The world is filled with the crisp hard edges of numbers, statistics and dashboards. And while we learn a lot from them, I believe that design thinking offers a different way of gathering information- a softer side- that allows us to engage with users in deeper, more nuanced ways. Empathy is central to this notion. I learned how to become an ethnographer- a qualitative researcher- when I was in graduate school at UC Berkeley. It seemed that there was a clear divide between the quantitative researchers and qualitative researchers and each saw their methodology as the best way to learn. Today’s emphasis on big data mirrors this same divide. While the best view is to see quantitative and qualitative data as being complementary, ethnography is an incredibly powerful tool for uncovering unarticulated customer needs. I wanted to share some insights I’ve learned about what constitutes a good ethnographic interview because I truly believe that gathering good qualitative data is the most essential part of gaining user insights and empathy.
1. You can’t “phone in” an ethnographic interview.
As an interviewer, you’ve got to be present in order to notice body language, tone of voice, a raised eyebrow, or the light in someone’s eyes. I recently read an article that described good job interviewing tips and it stated the importance of seeming interested. But that’s not really good enough for ethnography- you can’t seem interested. You have to be insanely curious and be passionately invested in hearing about someone else’s experiences.
2. You have to lose yourself.
When we host design thinking workshops, one of our first activities we is to model an ethnographic interview. Without fail, I get so completely absorbed in what the person I am interviewing is saying that the audience fades away. I’ve come to believe that this is the only way to really do ethnographic user research well. There can’t really be anyone else in the “room” but you and the person you are interviewing.
3. You have to be willing to abandon any script and follow where your interviewee takes you.

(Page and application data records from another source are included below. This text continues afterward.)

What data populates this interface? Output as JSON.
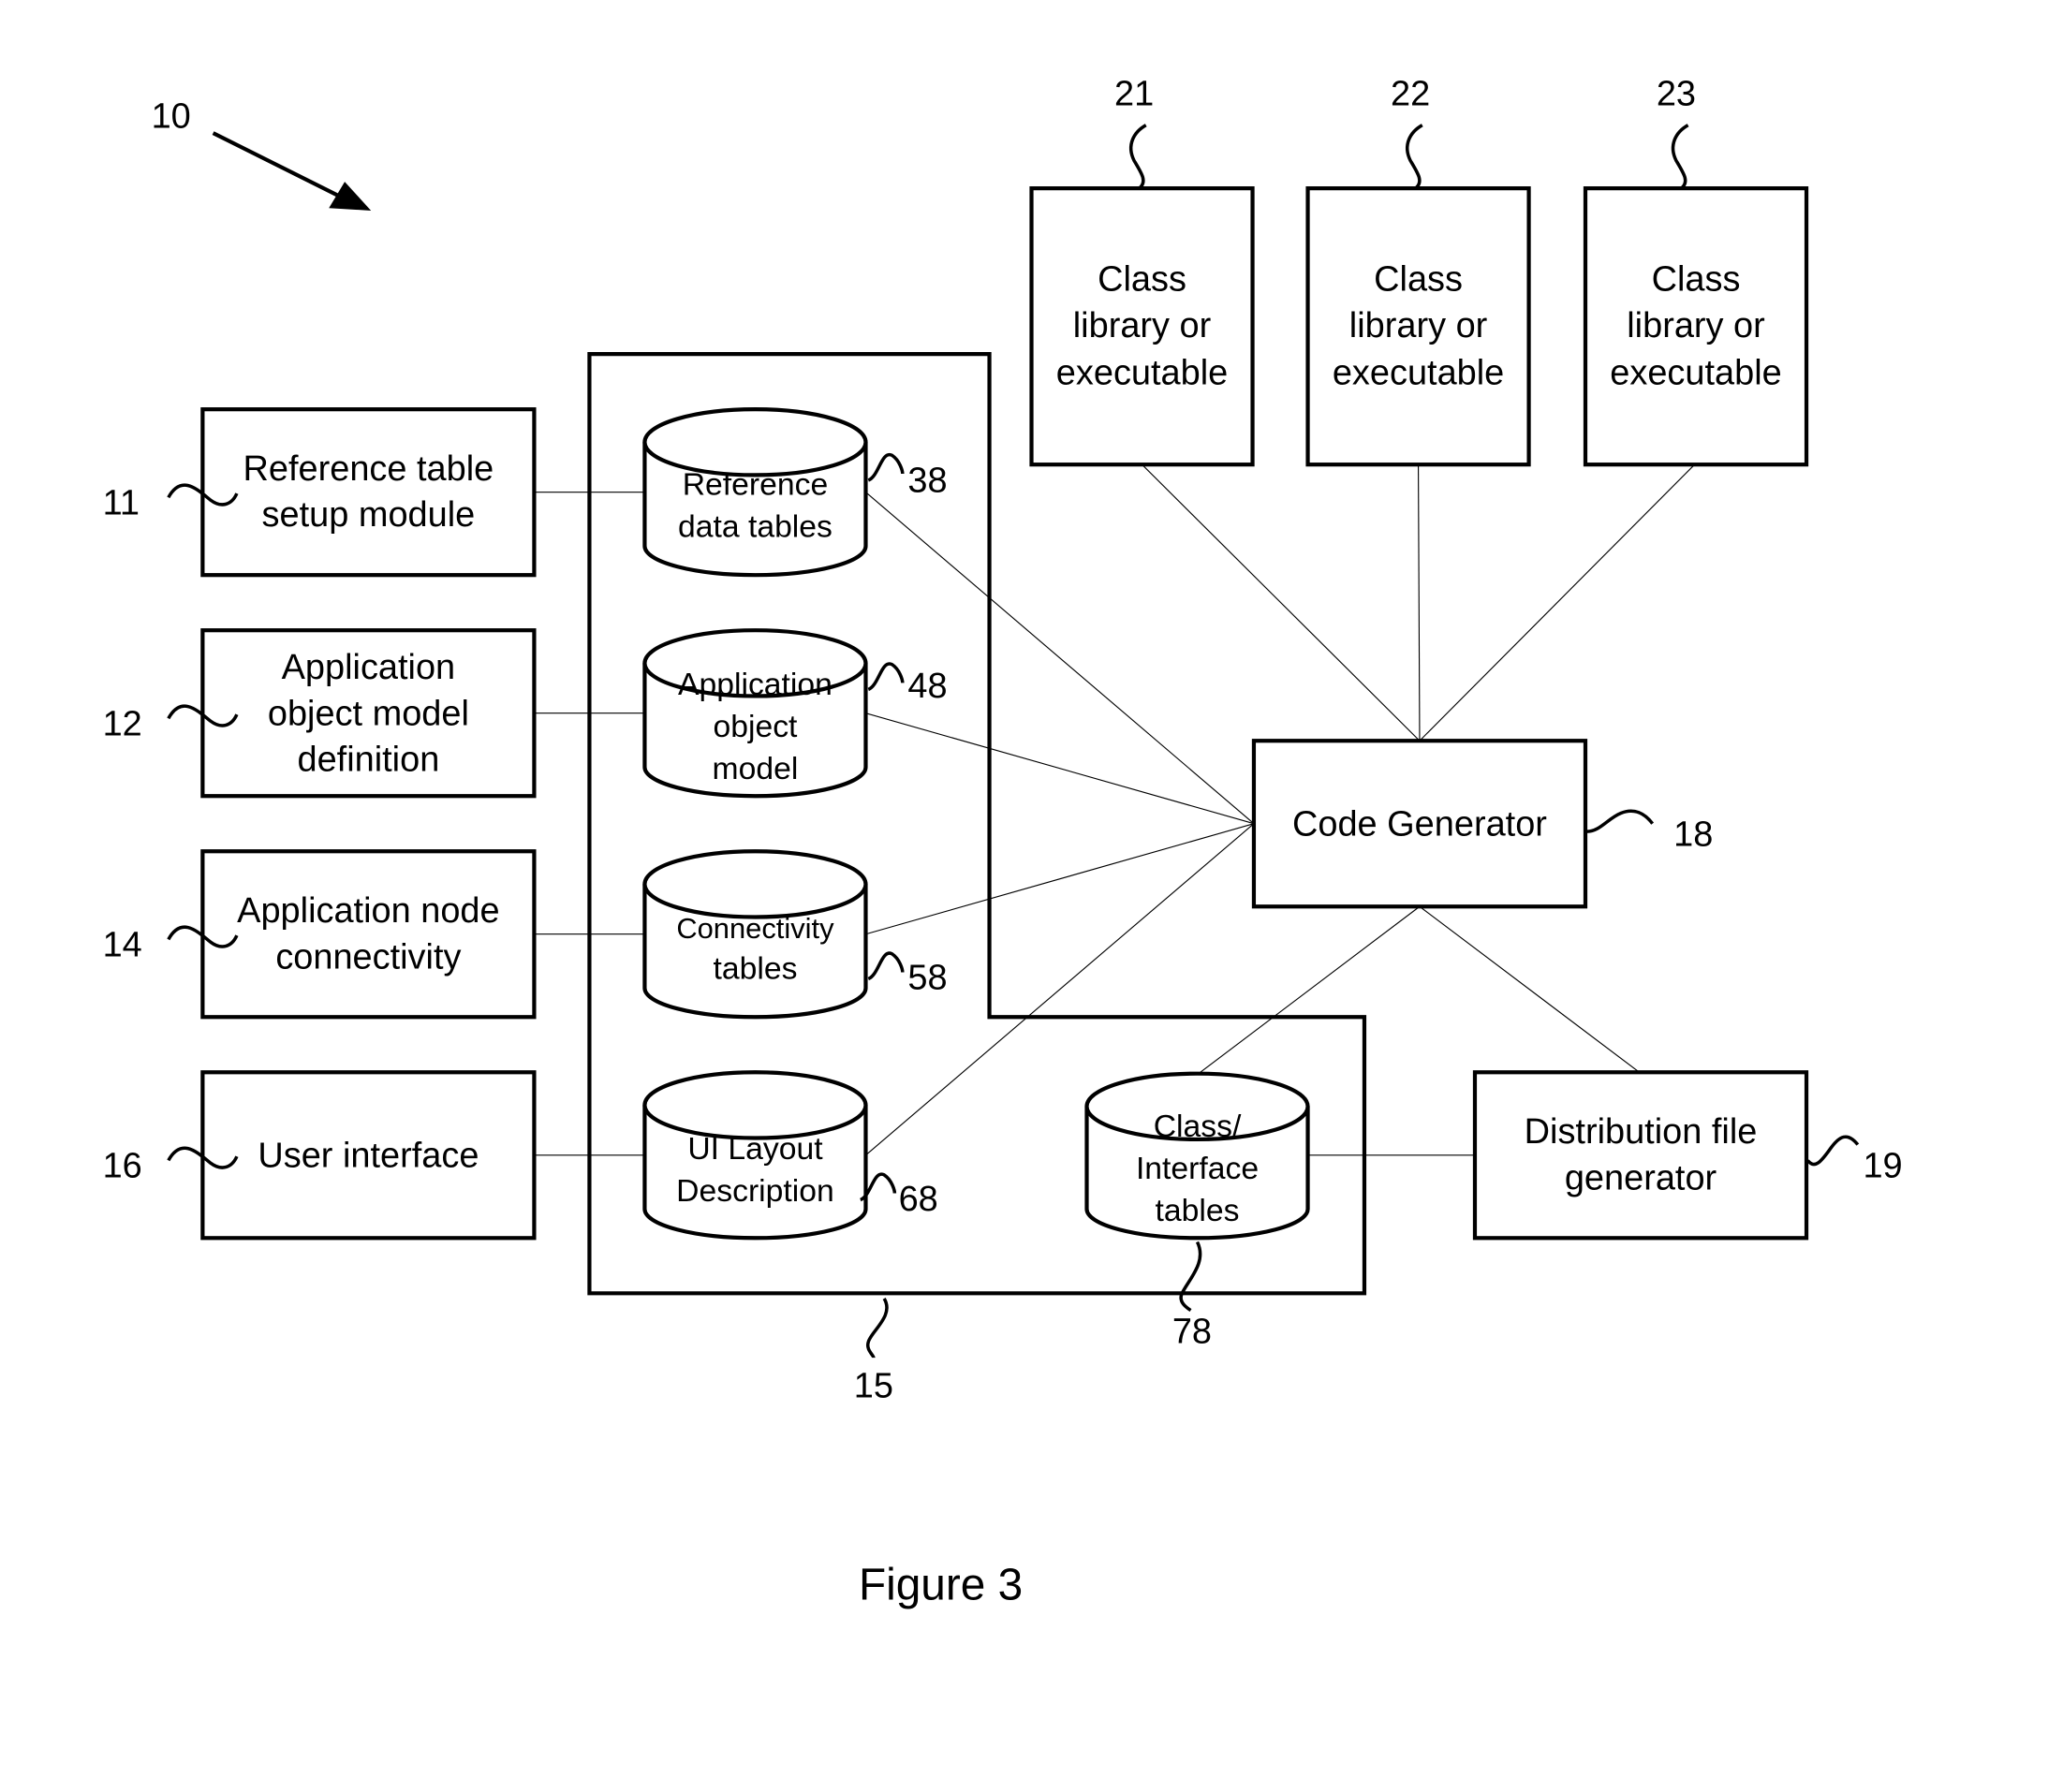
{
  "figure": {
    "caption": "Figure 3",
    "system_ref": "10",
    "container_ref": "15"
  },
  "left_modules": [
    {
      "ref": "11",
      "lines": [
        "Reference table",
        "setup module"
      ]
    },
    {
      "ref": "12",
      "lines": [
        "Application",
        "object model",
        "definition"
      ]
    },
    {
      "ref": "14",
      "lines": [
        "Application node",
        "connectivity"
      ]
    },
    {
      "ref": "16",
      "lines": [
        "User interface"
      ]
    }
  ],
  "databases": [
    {
      "ref": "38",
      "lines": [
        "Reference",
        "data tables"
      ]
    },
    {
      "ref": "48",
      "lines": [
        "Application",
        "object",
        "model"
      ]
    },
    {
      "ref": "58",
      "lines": [
        "Connectivity",
        "tables"
      ]
    },
    {
      "ref": "68",
      "lines": [
        "UI Layout",
        "Description"
      ]
    },
    {
      "ref": "78",
      "lines": [
        "Class/",
        "Interface",
        "tables"
      ]
    }
  ],
  "class_libraries": [
    {
      "ref": "21",
      "lines": [
        "Class",
        "library or",
        "executable"
      ]
    },
    {
      "ref": "22",
      "lines": [
        "Class",
        "library or",
        "executable"
      ]
    },
    {
      "ref": "23",
      "lines": [
        "Class",
        "library or",
        "executable"
      ]
    }
  ],
  "code_generator": {
    "ref": "18",
    "label": "Code Generator"
  },
  "distribution": {
    "ref": "19",
    "lines": [
      "Distribution file",
      "generator"
    ]
  }
}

When I first starting doing ethnographic interviews, I knew the importance of following my interviewee but I didn’t really believe it. There was a back script running though my mind urging me to keep digging for something really good- a nugget of information that would be a game changer. But that voice was just stopping me from really empathizing with the person I was talking to. New ethnographers often have an endpoint in mind, and their questions veer toward getting there. Open-ended questions can be scary, but as you develop skills and confidence that end point becomes less important. Following the person you are interviewing is all that matters. Being a good ethnographic interviewer requires being a fearless follower.

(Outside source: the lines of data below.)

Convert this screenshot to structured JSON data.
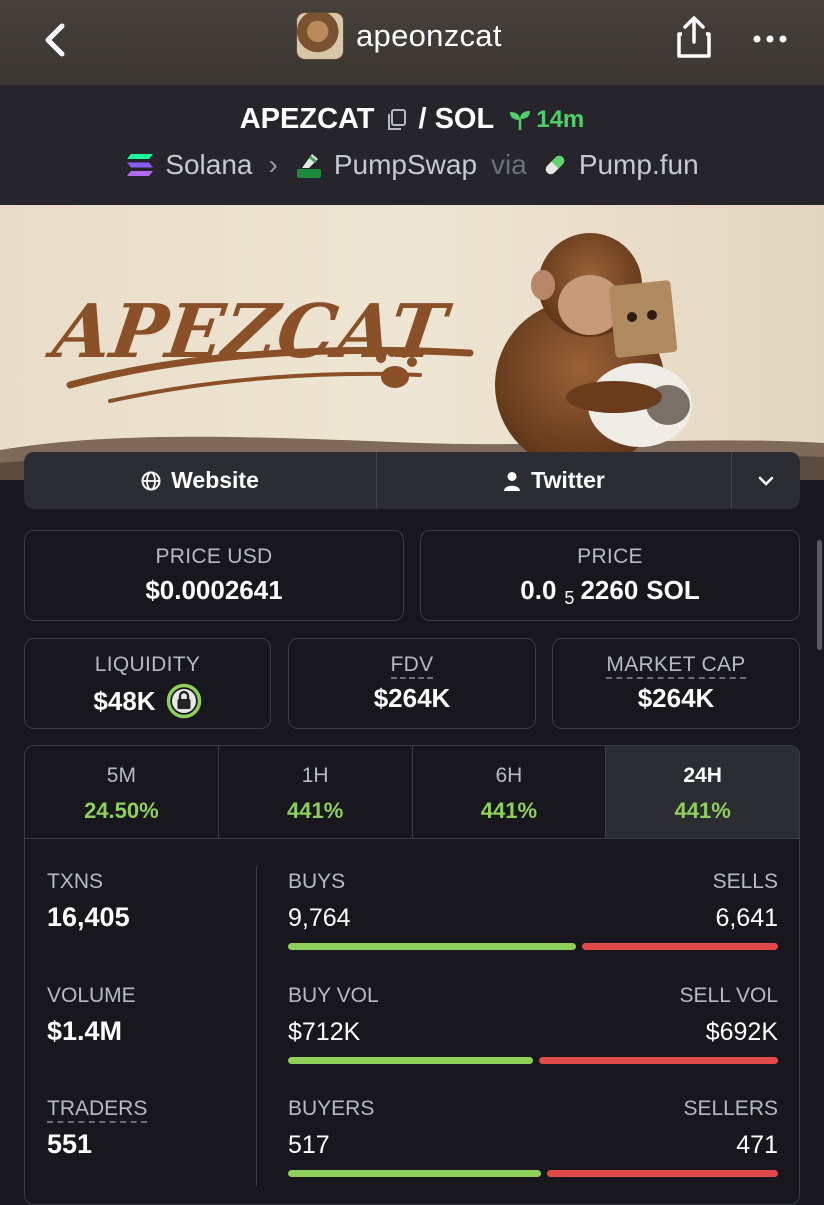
{
  "header": {
    "title": "apeonzcat"
  },
  "pair": {
    "base": "APEZCAT",
    "separator": "/",
    "quote": "SOL",
    "age": "14m",
    "chain": "Solana",
    "dex": "PumpSwap",
    "via": "via",
    "launchpad": "Pump.fun"
  },
  "banner": {
    "text": "APEZCAT"
  },
  "links": {
    "website": "Website",
    "twitter": "Twitter"
  },
  "price_usd": {
    "label": "PRICE USD",
    "value": "$0.0002641"
  },
  "price_native": {
    "label": "PRICE",
    "prefix": "0.0",
    "zeros": "5",
    "digits": "2260",
    "unit": "SOL"
  },
  "liquidity": {
    "label": "LIQUIDITY",
    "value": "$48K"
  },
  "fdv": {
    "label": "FDV",
    "value": "$264K"
  },
  "market_cap": {
    "label": "MARKET CAP",
    "value": "$264K"
  },
  "timeframes": [
    {
      "label": "5M",
      "change": "24.50%"
    },
    {
      "label": "1H",
      "change": "441%"
    },
    {
      "label": "6H",
      "change": "441%"
    },
    {
      "label": "24H",
      "change": "441%"
    }
  ],
  "stats": {
    "txns": {
      "label": "TXNS",
      "value": "16,405"
    },
    "volume": {
      "label": "VOLUME",
      "value": "$1.4M"
    },
    "traders": {
      "label": "TRADERS",
      "value": "551"
    },
    "buys": {
      "label": "BUYS",
      "value": "9,764",
      "share": 0.595
    },
    "sells": {
      "label": "SELLS",
      "value": "6,641"
    },
    "buy_vol": {
      "label": "BUY VOL",
      "value": "$712K",
      "share": 0.507
    },
    "sell_vol": {
      "label": "SELL VOL",
      "value": "$692K"
    },
    "buyers": {
      "label": "BUYERS",
      "value": "517",
      "share": 0.523
    },
    "sellers": {
      "label": "SELLERS",
      "value": "471"
    }
  },
  "colors": {
    "green": "#8ed05a",
    "red": "#e24a4a",
    "age_green": "#4fce6b",
    "bg": "#17171d"
  }
}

4. You have to be willing to be a co-creator of the experience.
I am starting to believe that empathy is a transaction that transforms both the person who wants to walk in someone else’s shoes and the person who is walking in them. It may be less about being a good interviewer who knows how to ask questions and more about becoming so engrossed that the interviewing process becomes invisible. The best ethnographic interviewers become like conductors who fade into the background as the music takes center stage, or dancers who are so in sync that you cannot tell which partner is leading. Letting go of the need to lead opens up a plethora of possibilities for what you can learn.

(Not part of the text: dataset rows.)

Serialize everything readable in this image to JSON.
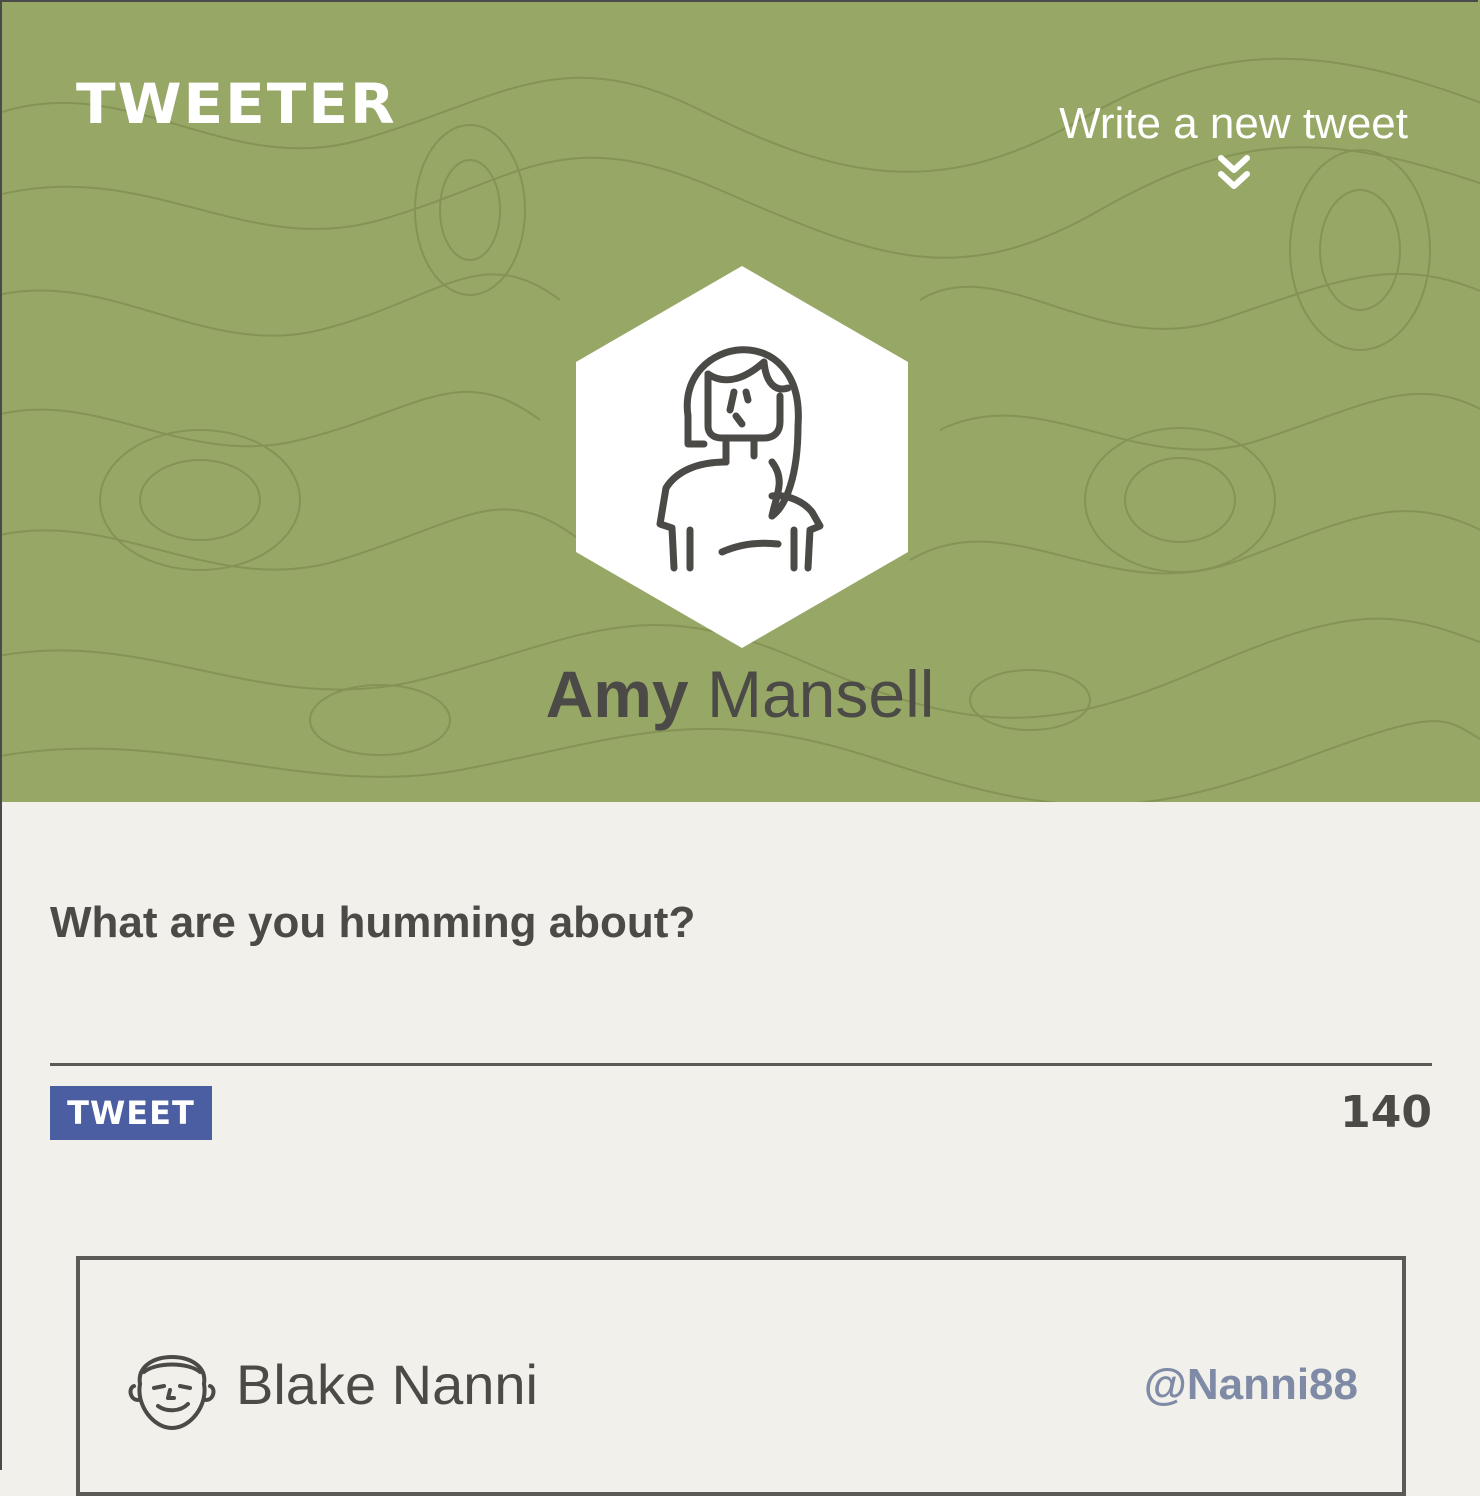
{
  "header": {
    "brand": "TWEETER",
    "write_link": "Write a new tweet",
    "write_link_icon": "double-chevron-down-icon",
    "avatar_icon": "woman-avatar-icon",
    "user_first_name": "Amy",
    "user_last_name": "Mansell"
  },
  "compose": {
    "label": "What are you humming about?",
    "input_value": "",
    "button_label": "TWEET",
    "char_counter": "140"
  },
  "tweets": [
    {
      "avatar_icon": "man-avatar-icon",
      "name": "Blake Nanni",
      "handle": "@Nanni88"
    }
  ],
  "colors": {
    "header_bg": "#97a766",
    "page_bg": "#f2f0eb",
    "button_bg": "#4a5ea1",
    "text_dark": "#4b4a47",
    "handle_color": "#7f8ba6"
  }
}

5. You have to be willing to entertain the notion that you can learn something from one person that can change the lives of many.
This is a fundamental premise of design thinking. OXO International was founded in 1989 by Sam Farber, a retired CEO of a cookware company. His wife had arthritis in her hands and found using many kitchen utensils difficult. Farber designed solutions for the needs of one person- his wife- but the squishy-handled kitchen tools he created ultimately were useful to everyone. This digging down into the needs of one user through ethnography is essential, since designing for everyone is designing for no one. As a design thinker you have to go small to go big. And a good ethnographic interview will get you there, oh so softly.